This information is for GPs and health professionals and applies to adults (18+ years) with acute or subacute simple neck pain after a motor vehicle crash and covers the first 12 weeks after injury.
More information can be found in the quick reference guide or the guidelines for the management of acute whiplash-associated disorder for health professionals 2014.
Whiplash injuries can be managed like other similar soft tissue injuries.
The following evidence based recommendations should be considered in your approach to ensure the best health outcomes for adults with a whiplash injury.
1. At the examination

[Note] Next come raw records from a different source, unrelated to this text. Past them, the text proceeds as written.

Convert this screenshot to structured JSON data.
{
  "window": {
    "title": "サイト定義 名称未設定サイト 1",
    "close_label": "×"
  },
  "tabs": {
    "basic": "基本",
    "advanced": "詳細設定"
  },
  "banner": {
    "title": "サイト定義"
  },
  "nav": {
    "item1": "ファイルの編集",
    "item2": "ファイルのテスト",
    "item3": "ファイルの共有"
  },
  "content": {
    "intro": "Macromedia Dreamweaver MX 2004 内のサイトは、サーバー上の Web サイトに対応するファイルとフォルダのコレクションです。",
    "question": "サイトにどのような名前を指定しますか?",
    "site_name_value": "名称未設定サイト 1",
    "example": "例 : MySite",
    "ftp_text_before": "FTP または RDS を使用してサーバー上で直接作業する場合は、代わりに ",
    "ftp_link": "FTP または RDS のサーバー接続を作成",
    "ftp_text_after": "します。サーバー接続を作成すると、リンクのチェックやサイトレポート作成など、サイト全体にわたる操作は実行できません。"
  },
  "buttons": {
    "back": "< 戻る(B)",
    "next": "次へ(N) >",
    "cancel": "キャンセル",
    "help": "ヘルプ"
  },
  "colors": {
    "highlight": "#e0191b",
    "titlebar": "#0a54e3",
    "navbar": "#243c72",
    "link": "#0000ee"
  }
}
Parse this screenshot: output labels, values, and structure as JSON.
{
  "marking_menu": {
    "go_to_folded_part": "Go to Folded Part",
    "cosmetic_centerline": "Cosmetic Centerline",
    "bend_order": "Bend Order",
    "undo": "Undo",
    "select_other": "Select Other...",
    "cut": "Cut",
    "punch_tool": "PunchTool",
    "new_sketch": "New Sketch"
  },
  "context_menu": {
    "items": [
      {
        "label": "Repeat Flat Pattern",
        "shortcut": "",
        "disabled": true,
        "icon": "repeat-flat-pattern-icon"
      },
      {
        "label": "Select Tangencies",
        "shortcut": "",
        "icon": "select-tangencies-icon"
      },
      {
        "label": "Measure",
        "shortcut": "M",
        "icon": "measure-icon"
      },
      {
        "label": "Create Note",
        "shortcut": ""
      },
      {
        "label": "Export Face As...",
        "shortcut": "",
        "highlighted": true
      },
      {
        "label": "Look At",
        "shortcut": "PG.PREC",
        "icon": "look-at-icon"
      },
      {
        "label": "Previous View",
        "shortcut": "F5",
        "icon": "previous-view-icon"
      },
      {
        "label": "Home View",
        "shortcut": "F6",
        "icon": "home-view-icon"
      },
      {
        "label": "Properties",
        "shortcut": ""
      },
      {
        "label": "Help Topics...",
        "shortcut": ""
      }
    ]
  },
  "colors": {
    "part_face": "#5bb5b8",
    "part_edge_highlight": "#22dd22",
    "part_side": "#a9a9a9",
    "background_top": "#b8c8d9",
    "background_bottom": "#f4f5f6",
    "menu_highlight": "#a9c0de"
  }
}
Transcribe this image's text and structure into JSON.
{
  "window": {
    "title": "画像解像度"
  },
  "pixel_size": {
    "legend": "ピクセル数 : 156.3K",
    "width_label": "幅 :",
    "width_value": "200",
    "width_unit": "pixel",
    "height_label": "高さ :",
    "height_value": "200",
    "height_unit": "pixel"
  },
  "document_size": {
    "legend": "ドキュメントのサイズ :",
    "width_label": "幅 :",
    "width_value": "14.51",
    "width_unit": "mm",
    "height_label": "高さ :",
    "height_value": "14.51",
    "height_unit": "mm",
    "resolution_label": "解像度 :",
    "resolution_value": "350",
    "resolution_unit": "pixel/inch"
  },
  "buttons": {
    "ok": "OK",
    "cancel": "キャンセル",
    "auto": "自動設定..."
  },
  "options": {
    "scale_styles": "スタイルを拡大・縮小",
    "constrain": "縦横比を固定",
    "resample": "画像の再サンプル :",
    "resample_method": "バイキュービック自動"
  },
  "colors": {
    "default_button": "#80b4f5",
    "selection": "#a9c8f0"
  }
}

Conduct a thorough assessment and physical examination to help direct treatment.
Use the Canadian C-Spine Rule to determine whether an X-ray is required to confirm the diagnosis of a fracture or dislocation.

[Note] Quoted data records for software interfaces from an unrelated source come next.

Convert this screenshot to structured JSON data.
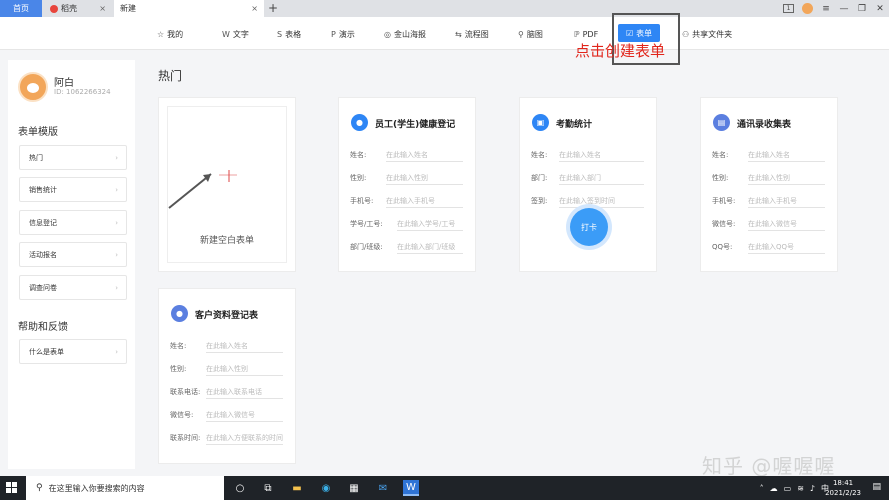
{
  "tabs": {
    "home": "首页",
    "daoke": "稻壳",
    "new": "新建",
    "close_glyph": "×",
    "plus_glyph": "+"
  },
  "window": {
    "badge": "1"
  },
  "toolbar": {
    "items": [
      {
        "label": "我的",
        "icon": "star-icon"
      },
      {
        "label": "文字",
        "icon": "word-icon"
      },
      {
        "label": "表格",
        "icon": "sheet-icon"
      },
      {
        "label": "演示",
        "icon": "ppt-icon"
      },
      {
        "label": "金山海报",
        "icon": "poster-icon"
      },
      {
        "label": "流程图",
        "icon": "flow-icon"
      },
      {
        "label": "脑图",
        "icon": "mindmap-icon"
      },
      {
        "label": "PDF",
        "icon": "pdf-icon"
      },
      {
        "label": "表单",
        "icon": "form-icon"
      },
      {
        "label": "共享文件夹",
        "icon": "share-icon"
      }
    ],
    "annotation": "点击创建表单"
  },
  "sidebar": {
    "user_name": "阿白",
    "user_id": "ID: 1062266324",
    "templates_title": "表单模版",
    "templates": [
      "热门",
      "销售统计",
      "信息登记",
      "活动报名",
      "调查问卷"
    ],
    "help_title": "帮助和反馈",
    "help_items": [
      "什么是表单"
    ],
    "chevron": "›"
  },
  "main": {
    "section_title": "热门",
    "blank_card": {
      "label": "新建空白表单"
    },
    "cards": [
      {
        "title": "员工(学生)健康登记",
        "fields": [
          {
            "label": "姓名:",
            "placeholder": "在此输入姓名"
          },
          {
            "label": "性别:",
            "placeholder": "在此输入性别"
          },
          {
            "label": "手机号:",
            "placeholder": "在此输入手机号"
          },
          {
            "label": "学号/工号:",
            "placeholder": "在此输入学号/工号"
          },
          {
            "label": "部门/班级:",
            "placeholder": "在此输入部门/班级"
          }
        ]
      },
      {
        "title": "考勤统计",
        "fields": [
          {
            "label": "姓名:",
            "placeholder": "在此输入姓名"
          },
          {
            "label": "部门:",
            "placeholder": "在此输入部门"
          },
          {
            "label": "签到:",
            "placeholder": "在此输入签到时间"
          }
        ],
        "button": "打卡"
      },
      {
        "title": "通讯录收集表",
        "fields": [
          {
            "label": "姓名:",
            "placeholder": "在此输入姓名"
          },
          {
            "label": "性别:",
            "placeholder": "在此输入性别"
          },
          {
            "label": "手机号:",
            "placeholder": "在此输入手机号"
          },
          {
            "label": "微信号:",
            "placeholder": "在此输入微信号"
          },
          {
            "label": "QQ号:",
            "placeholder": "在此输入QQ号"
          }
        ]
      },
      {
        "title": "客户资料登记表",
        "fields": [
          {
            "label": "姓名:",
            "placeholder": "在此输入姓名"
          },
          {
            "label": "性别:",
            "placeholder": "在此输入性别"
          },
          {
            "label": "联系电话:",
            "placeholder": "在此输入联系电话"
          },
          {
            "label": "微信号:",
            "placeholder": "在此输入微信号"
          },
          {
            "label": "联系时间:",
            "placeholder": "在此输入方便联系的时间"
          }
        ]
      }
    ]
  },
  "taskbar": {
    "search_placeholder": "在这里输入你要搜索的内容",
    "ime": "中",
    "time": "18:41",
    "date": "2021/2/23"
  },
  "watermark": "知乎 @喔喔喔"
}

Classify the grade of whiplash to indicate the severity of the injury (WAD Grades I–IV).
Note that referrals for radiological imaging and special tests, such as MRI, CT, EEG, EMG or specialised peripheral neurological tests, are not recommended for WAD I and WAD II.

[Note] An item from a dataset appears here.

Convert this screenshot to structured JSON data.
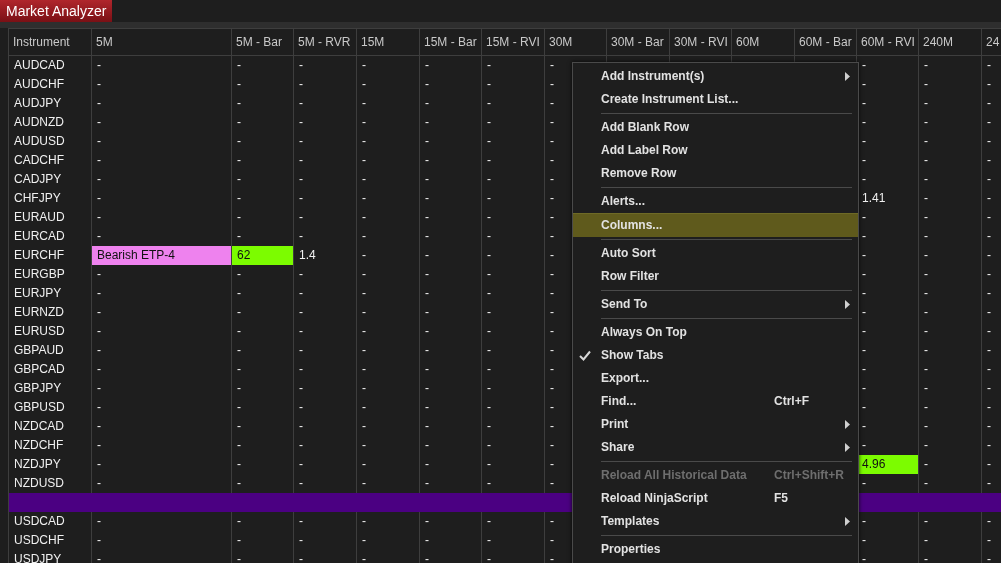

2. Identify patients at risk at the initial assessment
Screening patients is the best way to identify patients at risk of poor recovery and to target treatment.
|What to assess||How to measure||What indicates risk of poor recovery|
|Neck disability||Neck Disability Index (NDI)||Score greater than 15/50|
|Pain intensity||Visual Analogue Scale (VAS)||Score greater than 5/10|
|Expectations of recovery||Do you think you are going to get better soon?||Poor/negative expectation of recovery|
For those patients at risk of poor recovery, provide recommended treatments.
3. Provide recommended treatments
- Encourage patients to stay active.
- Reassure patients that they will recover. Acknowledge symptoms and encourage patients to continue with normal daily activities as much as possible.
- Inform and educate patients and emphasise the importance of staying positive to optimise their recovery.
- Advise patients that whiplash neck exercises are effective.
- Discuss pain relieving medications and provide strategies for pain relief. Paracetamol is the recommended first option, followed by NSAIDs. Where the use of oral opioids is necessary, short-acting agents at regular intervals is preferable. Review ongoing use regularly.
The whiplash fact sheet summarises these recommendations and provides patient information.
What about other treatments?
There is limited evidence for the following treatments:
- manual therapy
- thoracic manipulation
- trigger point needling and
- Kinesio taping.
Closely monitor these treatments and only continue if there is evidence of benefit. Benefit is a 10% improvement in their pain score (VAS) and their neck disability score (NDI).
4. Review and take recommended action
Advise patients to come back for follow-up at the following regular intervals to review recovery: 7 days, 3 weeks, 6 weeks and 12 weeks. At the follow-up:
- review both physical status and progress with recommended treatments
- monitor their pain (VAS) and neck disability (NDI)
- where indicated, review psychological status and screen for posttraumatic stress at 3 and 6 weeks. A score of 25 or more should lead to considering a referral to a psychologist experienced in posttraumatic stress symptom management.
Importantly, take action if your patient is at risk of poor recovery.
The whiplash-associated disorders flowchart provides a structure for the assessment and treatment of patients with whiplash in the first 12 weeks after injury.
5. Apply for benefits
Visit our making a claim section for more information about the Compulsory Third Party insurance scheme.
Recommended whiplash treatments